# RECORD EXCERPTS
****

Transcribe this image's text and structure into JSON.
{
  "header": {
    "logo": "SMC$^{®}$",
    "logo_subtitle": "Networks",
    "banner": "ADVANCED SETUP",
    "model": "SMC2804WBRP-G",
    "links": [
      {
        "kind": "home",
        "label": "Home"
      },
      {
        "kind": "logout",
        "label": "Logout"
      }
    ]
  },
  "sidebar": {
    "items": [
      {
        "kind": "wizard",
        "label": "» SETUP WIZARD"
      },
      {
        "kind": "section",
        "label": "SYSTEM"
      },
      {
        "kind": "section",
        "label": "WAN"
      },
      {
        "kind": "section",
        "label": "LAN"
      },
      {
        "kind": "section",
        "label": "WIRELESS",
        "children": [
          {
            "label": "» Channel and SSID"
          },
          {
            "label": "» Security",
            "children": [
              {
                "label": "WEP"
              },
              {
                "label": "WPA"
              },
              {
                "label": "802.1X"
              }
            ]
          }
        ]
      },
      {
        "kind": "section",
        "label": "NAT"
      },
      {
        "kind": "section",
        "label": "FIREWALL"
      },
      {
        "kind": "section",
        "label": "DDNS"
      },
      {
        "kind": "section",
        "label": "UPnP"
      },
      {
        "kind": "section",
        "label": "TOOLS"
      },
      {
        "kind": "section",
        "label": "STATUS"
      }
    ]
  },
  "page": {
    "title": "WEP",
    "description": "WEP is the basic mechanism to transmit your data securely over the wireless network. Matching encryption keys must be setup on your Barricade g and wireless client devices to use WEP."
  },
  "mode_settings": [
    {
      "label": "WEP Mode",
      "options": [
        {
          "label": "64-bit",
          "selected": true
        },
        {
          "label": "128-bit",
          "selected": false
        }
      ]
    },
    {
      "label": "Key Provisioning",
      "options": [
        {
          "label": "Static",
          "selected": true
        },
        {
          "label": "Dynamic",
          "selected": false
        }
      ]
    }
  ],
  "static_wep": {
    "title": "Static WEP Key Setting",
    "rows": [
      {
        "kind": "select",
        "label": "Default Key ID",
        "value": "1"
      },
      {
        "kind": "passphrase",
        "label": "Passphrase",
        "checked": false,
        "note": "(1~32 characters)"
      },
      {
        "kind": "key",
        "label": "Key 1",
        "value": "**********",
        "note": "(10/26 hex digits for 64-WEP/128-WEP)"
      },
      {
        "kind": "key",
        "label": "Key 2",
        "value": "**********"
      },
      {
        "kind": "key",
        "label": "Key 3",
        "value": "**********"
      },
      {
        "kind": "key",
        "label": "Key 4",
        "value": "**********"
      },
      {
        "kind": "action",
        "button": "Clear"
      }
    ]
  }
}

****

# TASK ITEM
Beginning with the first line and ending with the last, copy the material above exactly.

# ANSWER
Transcribe this image's text and structure into JSON.
{
  "header": {
    "logo": "SMC$^{®}$",
    "logo_subtitle": "Networks",
    "banner": "ADVANCED SETUP",
    "model": "SMC2804WBRP-G",
    "links": [
      {
        "kind": "home",
        "label": "Home"
      },
      {
        "kind": "logout",
        "label": "Logout"
      }
    ]
  },
  "sidebar": {
    "items": [
      {
        "kind": "wizard",
        "label": "» SETUP WIZARD"
      },
      {
        "kind": "section",
        "label": "SYSTEM"
      },
      {
        "kind": "section",
        "label": "WAN"
      },
      {
        "kind": "section",
        "label": "LAN"
      },
      {
        "kind": "section",
        "label": "WIRELESS",
        "children": [
          {
            "label": "» Channel and SSID"
          },
          {
            "label": "» Security",
            "children": [
              {
                "label": "WEP"
              },
              {
                "label": "WPA"
              },
              {
                "label": "802.1X"
              }
            ]
          }
        ]
      },
      {
        "kind": "section",
        "label": "NAT"
      },
      {
        "kind": "section",
        "label": "FIREWALL"
      },
      {
        "kind": "section",
        "label": "DDNS"
      },
      {
        "kind": "section",
        "label": "UPnP"
      },
      {
        "kind": "section",
        "label": "TOOLS"
      },
      {
        "kind": "section",
        "label": "STATUS"
      }
    ]
  },
  "page": {
    "title": "WEP",
    "description": "WEP is the basic mechanism to transmit your data securely over the wireless network. Matching encryption keys must be setup on your Barricade g and wireless client devices to use WEP."
  },
  "mode_settings": [
    {
      "label": "WEP Mode",
      "options": [
        {
          "label": "64-bit",
          "selected": true
        },
        {
          "label": "128-bit",
          "selected": false
        }
      ]
    },
    {
      "label": "Key Provisioning",
      "options": [
        {
          "label": "Static",
          "selected": true
        },
        {
          "label": "Dynamic",
          "selected": false
        }
      ]
    }
  ],
  "static_wep": {
    "title": "Static WEP Key Setting",
    "rows": [
      {
        "kind": "select",
        "label": "Default Key ID",
        "value": "1"
      },
      {
        "kind": "passphrase",
        "label": "Passphrase",
        "checked": false,
        "note": "(1~32 characters)"
      },
      {
        "kind": "key",
        "label": "Key 1",
        "value": "**********",
        "note": "(10/26 hex digits for 64-WEP/128-WEP)"
      },
      {
        "kind": "key",
        "label": "Key 2",
        "value": "**********"
      },
      {
        "kind": "key",
        "label": "Key 3",
        "value": "**********"
      },
      {
        "kind": "key",
        "label": "Key 4",
        "value": "**********"
      },
      {
        "kind": "action",
        "button": "Clear"
      }
    ]
  }
}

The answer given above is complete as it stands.